Taxidermy is a method of preparing, stuffing, and mounting pets/animals for display or research. In ordinary taxidermy, the animal’s hide is removed, tanned, and stitched on top of a handmade mount. 
This often results in visible stitches and unnatural posing.

With freeze dried pets, the animal is placed in a high-pressure vacuum with shallow temperatures for a long time. This facilitates moisture removal from the animal's cells with efficiencies upwards of 90%. In this dry environment, bacteria that spoil the animal cannot thrive.

It is no secret that freeze-drying yields better results than traditional taxidermy. First of all, the aesthetics of the animal/pet are well-preserved. Post-drying, your pet will look entirely life-like and fool just about anyone. The whole pet can be preserved permanently while avoiding damage to its overall structure. There are fewer chances of size, tissue, and colour distortion, leaving your pet looking just as it did when they were alive.

Freeze-drying taxidermy applies to a wide range of animals that include:
  • Small mammals (mice, hamsters, squirrels)
  • Birds
  • Small pets
  • Small reptiles
  • Fish
  • Game animal heads such as deer, moose, boars, and bears
Typical freeze-drying applications include the preservation of dead pets, exhibits for museums and collections, and trophies from hunting and fishing.

Animal Family Pet Preservation, experts in freeze-dry taxidermy, report that the process takes anywhere from three months to one year, depending on the animal's size. They also offer a VIP (virtual pet) service where you get your beloved pet back in less than eight weeks. The process involves thawing the animal, depending on which state they arrived in. Removal and replacement of the eyes with fake ones follow, and the organs emerge. A mixture of embalming fluid and distilled water is injected into the animal, and then it is posed in the desired position with the aid of tacks and a board of wood. Finally, the animals are placed inside the freeze-dryer.

What You Need to Know About Freeze-Dried Pets

Freeze-drying enables you to keep a part of something warmed your heart for decades to come. Being able to touch and see your deceased pet can bring back fond memories, helping you associate them with happy times and not the pain of their loss.

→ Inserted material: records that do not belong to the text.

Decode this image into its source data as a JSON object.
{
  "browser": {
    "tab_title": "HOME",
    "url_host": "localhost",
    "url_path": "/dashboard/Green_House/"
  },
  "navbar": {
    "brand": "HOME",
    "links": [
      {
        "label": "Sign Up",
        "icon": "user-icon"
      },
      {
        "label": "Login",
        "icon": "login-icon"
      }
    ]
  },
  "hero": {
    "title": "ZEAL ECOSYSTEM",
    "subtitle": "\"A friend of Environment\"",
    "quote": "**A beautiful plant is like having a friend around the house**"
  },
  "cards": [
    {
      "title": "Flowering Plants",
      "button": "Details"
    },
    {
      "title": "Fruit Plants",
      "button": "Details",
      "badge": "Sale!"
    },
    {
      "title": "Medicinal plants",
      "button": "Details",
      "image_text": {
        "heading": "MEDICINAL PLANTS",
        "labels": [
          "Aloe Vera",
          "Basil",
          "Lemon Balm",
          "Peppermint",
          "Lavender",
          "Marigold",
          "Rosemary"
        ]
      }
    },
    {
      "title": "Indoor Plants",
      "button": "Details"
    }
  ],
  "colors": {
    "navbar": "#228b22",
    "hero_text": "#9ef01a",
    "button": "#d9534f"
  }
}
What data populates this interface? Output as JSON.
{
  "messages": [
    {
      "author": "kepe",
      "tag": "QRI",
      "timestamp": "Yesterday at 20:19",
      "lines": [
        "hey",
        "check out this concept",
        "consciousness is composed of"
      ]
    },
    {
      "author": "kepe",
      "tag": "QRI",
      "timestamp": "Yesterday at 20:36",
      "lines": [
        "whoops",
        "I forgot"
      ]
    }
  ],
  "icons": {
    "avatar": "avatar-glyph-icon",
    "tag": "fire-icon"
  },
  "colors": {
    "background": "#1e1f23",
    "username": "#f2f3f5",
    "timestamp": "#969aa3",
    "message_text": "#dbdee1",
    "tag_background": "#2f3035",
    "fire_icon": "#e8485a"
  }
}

  • Can you freeze-dry your pet? Yes, you can 100% freeze-dry your pet. However, it would be best if you acted hastily. After they pass, please place them in the freezer in a large plastic bag. Ensure this happens in the first six hours of them dying, with sooner being better than later. Essentially, you are trying to prevent the decomposition process from starting before they get to the freeze-dry technician. To make it easier for the technicians to do their work, tuck the legs in and tilt the animal’s head toward the body. Additionally, have some photos handy to give the shop a frame of reference.
  • How long do freeze-dried pets last? Mounting options for your deceased loved ones differ, but they all have similar traits. The amount will last as long as the owner takes care of it. No matter which mounting technique you use, the care determines how long it will last.
Although more advanced than other taxidermy methods, freeze-drying is the same regarding the need for care. They will last you a lifetime if you provide some TLC.
  • Can a dog or cat be freeze-dried? Not only can they be freeze-dried, but they also make up one of the most significant percentages of all freeze-dried pets. Suppose this is your first time having a pet preserved; they advise that you carry photos with you. The picture will help you and the team go over possible poses that will look natural and honour the memory of your beloved pet.
  • How long does the process take? Freeze-drying takes time, as much care and sensitivity go into handling the animal. The size of the pet also factors into the time, with larger animals needing more. Tiny cats and dogs take four to five months, while giant animals may need more than six months to finish the process.
However, you should have the option to choose when you receive your pet back and offer VIP service where you get to cut to the front of the line, potentially cutting your waiting time from up to seven months to just under eight weeks.
  • Is it considered peculiar to freeze-dry your pet? When it comes to personal matters, you should not let outside influences change your stance. However, it is understandable to have a little apprehension due to people’s opinions. Here, only you can decide for yourself but rest assured you are not a minority, and many people have found solace in having their pets preserved in this way. Some people freeze-dry their pets only to have them buried, others cremate them and spread the ashes in their pets' favourite spot, so there's no correct answer to this situation. You just have to do what makes you feel best.